This Theater Serves Pork, Not PopcornWarm weather is running out for Harry’s Water Taxi Beach, the aquatic venue that was the site of Meatopia and any number of other summer frolics. But the place has one more big event left in it: this weekend’s barbecue movie series, the last segment of the first annual NYC Food Film Festival. Starting tonight and running through Saturday, catch titles like the much buzzed-about (in BBQ circles, anyway) Barbecue: a Texas Love Story or Dial S for Sausage. All will be accompanied by real barbecue, prepared by Meatopia veterans Scotty Smith of RUB and Robby Richter of Big Island Barbecue. “These are great films which happen to be about barbecue,” says documentarian George Motz, one of the festival’s organizers. “The food, though, will make it a multisensory experience.” After the jump, catch a sneak preview of Barbecue: a Texas Love Story.
Meatopia IV: A Visual Feast
Last night’s Meatopia was everything we could have dreamed of and more: an unforgettable spectacle of infanticide with world-class chefs, world-class gluttons, and the beauty of the Water Taxi Beach as a setting for both. Here’s some hint of its wonders, captured by society photographer Melissa Hom.
Notes on the Local Barbecue Revolution
Is the great Calvin Trillin rubbing his eyes in wonderment? Has New York become, after years of bitterness and complaint, a kind of glittering Kansas City by the sea? Or is New York actually a better barbecue town, these days, than K.C. or Memphis or any of the other fabled smoke pits around the country? With the success of Kansas City facsimiles like RUB, Danny Meyer’s annual BBQ festival, and the recent arrival of Hill Country, some respected barbecue hounds actually think so. And what does the Gobbler think?

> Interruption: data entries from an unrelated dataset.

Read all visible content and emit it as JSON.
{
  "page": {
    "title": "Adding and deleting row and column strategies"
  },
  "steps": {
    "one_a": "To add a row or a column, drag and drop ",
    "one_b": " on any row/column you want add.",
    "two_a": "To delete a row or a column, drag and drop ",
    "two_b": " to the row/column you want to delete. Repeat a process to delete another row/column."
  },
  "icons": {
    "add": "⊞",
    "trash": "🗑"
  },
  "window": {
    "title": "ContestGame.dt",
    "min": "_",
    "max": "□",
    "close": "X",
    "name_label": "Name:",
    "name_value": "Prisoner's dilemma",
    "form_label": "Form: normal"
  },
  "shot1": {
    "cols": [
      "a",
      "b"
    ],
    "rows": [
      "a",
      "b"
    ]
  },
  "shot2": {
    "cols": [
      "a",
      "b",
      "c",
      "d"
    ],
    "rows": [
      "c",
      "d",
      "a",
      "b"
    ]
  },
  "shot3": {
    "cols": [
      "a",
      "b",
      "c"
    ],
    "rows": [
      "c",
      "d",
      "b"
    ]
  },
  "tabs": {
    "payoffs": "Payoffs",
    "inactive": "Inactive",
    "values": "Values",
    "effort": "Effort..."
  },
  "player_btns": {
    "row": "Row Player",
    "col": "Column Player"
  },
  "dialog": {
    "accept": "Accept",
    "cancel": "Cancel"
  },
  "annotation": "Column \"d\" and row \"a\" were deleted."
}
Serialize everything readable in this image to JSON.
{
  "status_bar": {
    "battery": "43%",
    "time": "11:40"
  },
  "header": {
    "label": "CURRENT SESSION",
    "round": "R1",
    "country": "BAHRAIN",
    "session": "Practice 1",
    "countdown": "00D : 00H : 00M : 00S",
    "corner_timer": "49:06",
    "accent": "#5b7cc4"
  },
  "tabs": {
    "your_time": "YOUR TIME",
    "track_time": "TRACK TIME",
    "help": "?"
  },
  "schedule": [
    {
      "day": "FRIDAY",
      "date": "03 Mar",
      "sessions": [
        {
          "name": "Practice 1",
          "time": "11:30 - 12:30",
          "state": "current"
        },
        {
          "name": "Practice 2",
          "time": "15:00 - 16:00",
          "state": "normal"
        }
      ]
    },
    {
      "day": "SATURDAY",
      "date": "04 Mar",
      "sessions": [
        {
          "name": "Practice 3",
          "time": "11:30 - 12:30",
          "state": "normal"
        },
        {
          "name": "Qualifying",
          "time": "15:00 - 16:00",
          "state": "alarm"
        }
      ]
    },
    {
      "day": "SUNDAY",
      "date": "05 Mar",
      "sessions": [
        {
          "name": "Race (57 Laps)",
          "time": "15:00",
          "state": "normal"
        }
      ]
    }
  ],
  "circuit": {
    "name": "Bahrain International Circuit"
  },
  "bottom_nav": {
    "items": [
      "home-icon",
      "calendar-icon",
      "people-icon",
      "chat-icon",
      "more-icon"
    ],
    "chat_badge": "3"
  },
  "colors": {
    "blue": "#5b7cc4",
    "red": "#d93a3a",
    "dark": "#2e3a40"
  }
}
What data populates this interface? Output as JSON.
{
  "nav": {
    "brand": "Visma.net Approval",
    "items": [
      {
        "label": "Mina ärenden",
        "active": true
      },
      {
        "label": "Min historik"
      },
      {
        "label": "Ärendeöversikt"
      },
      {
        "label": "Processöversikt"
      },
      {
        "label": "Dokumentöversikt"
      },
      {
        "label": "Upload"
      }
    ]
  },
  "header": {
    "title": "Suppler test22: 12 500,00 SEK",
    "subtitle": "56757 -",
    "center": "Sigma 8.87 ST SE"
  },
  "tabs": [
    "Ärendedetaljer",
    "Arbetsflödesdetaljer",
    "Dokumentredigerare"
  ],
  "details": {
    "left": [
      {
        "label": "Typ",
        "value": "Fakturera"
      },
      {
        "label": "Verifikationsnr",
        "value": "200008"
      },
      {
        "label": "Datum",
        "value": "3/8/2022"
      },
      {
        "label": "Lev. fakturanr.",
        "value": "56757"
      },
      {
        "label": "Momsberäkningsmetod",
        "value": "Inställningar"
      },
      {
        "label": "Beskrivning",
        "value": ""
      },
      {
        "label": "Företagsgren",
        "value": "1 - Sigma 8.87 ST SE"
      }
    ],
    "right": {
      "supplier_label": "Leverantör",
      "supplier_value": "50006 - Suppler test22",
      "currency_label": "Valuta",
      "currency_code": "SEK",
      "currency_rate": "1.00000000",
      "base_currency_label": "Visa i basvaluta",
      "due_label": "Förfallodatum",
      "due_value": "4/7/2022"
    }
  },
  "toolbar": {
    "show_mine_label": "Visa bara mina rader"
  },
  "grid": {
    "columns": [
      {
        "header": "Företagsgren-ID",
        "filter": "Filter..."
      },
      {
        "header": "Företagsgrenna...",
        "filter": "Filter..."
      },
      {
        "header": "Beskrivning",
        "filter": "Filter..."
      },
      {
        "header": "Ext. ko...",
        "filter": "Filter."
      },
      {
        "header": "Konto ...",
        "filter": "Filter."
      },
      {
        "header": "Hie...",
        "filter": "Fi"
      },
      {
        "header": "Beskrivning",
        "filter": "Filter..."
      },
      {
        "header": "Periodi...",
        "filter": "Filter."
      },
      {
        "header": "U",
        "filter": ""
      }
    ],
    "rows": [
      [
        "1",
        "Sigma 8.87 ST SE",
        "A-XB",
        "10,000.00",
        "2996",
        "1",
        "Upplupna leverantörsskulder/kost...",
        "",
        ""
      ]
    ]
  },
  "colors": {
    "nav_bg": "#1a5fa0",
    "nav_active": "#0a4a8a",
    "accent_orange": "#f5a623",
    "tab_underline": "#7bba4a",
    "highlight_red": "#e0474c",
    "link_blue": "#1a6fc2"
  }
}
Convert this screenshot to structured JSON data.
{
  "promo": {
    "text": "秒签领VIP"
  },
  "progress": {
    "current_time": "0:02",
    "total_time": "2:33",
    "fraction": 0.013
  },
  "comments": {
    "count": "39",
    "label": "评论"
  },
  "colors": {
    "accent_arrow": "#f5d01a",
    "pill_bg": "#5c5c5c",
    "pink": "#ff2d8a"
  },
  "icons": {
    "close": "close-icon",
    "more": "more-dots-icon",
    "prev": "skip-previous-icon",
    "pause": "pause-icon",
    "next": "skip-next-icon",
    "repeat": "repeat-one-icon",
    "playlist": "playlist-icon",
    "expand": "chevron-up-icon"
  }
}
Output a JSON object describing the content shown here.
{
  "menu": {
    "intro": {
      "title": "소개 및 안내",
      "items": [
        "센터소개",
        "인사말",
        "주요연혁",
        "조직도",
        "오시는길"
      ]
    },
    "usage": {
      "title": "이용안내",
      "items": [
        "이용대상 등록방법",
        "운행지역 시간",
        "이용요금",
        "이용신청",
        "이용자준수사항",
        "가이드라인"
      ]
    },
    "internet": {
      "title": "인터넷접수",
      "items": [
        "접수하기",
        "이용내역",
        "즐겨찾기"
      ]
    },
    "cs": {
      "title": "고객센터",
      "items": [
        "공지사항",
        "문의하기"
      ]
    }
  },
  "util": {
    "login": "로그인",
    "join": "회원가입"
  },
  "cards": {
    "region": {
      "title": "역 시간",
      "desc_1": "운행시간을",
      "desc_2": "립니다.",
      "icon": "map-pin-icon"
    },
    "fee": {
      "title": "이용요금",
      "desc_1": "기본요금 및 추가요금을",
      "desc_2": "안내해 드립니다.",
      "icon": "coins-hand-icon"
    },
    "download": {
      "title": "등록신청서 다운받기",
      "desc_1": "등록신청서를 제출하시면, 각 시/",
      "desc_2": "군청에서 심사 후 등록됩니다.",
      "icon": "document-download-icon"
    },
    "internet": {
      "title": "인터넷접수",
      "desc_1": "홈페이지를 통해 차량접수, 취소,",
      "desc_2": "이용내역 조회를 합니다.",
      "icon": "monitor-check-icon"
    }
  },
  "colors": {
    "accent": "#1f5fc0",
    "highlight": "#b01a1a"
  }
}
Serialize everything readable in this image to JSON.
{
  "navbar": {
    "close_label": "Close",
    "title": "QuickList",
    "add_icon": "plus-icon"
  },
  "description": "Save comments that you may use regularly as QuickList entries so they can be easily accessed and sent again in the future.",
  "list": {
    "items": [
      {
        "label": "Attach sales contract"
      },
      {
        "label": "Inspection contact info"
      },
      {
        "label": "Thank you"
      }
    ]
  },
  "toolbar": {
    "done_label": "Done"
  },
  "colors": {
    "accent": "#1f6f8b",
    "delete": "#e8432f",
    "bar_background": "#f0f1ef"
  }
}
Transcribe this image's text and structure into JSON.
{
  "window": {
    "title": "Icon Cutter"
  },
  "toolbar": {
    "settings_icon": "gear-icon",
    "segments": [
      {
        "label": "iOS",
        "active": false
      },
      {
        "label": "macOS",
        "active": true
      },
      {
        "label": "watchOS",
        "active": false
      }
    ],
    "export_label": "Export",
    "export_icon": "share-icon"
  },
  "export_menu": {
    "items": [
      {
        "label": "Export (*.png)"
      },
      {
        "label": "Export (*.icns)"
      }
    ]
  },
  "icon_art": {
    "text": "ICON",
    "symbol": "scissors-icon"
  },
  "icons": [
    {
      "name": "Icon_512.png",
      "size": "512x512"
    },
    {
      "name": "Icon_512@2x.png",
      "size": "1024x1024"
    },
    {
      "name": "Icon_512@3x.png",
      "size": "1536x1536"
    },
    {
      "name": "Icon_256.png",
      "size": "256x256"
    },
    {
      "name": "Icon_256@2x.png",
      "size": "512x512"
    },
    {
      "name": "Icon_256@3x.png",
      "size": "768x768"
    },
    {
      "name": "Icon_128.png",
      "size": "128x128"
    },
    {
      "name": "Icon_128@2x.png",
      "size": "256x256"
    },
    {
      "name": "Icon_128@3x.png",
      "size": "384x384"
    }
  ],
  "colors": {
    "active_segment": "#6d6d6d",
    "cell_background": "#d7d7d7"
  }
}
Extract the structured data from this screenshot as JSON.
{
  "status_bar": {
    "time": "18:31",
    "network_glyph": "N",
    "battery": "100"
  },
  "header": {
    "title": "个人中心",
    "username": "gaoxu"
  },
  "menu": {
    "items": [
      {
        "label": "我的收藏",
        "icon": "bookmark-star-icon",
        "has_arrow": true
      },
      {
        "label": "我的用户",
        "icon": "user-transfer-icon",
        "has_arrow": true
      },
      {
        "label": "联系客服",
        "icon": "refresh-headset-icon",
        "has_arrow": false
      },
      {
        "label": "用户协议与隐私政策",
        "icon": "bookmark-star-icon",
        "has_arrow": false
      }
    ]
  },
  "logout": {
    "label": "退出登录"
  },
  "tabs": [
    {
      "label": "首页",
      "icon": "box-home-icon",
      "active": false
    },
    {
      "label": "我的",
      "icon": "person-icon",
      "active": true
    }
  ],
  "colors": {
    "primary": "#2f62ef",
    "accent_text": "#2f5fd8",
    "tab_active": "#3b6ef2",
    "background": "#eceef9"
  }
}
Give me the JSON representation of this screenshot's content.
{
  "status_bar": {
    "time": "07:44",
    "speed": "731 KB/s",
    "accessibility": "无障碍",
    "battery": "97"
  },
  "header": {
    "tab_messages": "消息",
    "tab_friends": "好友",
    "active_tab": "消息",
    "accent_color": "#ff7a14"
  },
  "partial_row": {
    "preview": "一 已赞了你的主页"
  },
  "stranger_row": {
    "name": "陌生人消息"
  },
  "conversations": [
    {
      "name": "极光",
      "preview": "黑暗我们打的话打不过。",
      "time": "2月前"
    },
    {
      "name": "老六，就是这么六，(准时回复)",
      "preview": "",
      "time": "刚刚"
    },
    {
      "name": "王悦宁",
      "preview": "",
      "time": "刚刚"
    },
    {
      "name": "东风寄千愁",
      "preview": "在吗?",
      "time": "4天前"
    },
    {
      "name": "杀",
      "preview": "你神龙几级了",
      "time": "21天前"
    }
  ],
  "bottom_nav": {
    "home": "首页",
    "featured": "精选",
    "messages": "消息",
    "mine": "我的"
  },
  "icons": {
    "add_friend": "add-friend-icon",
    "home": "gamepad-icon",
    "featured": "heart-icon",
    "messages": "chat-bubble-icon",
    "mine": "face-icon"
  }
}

The Gobbler thinks barbecue is a lot better and more ubiquitous in the big city than it used to be. Here’s his guide to the new barbecue revolution.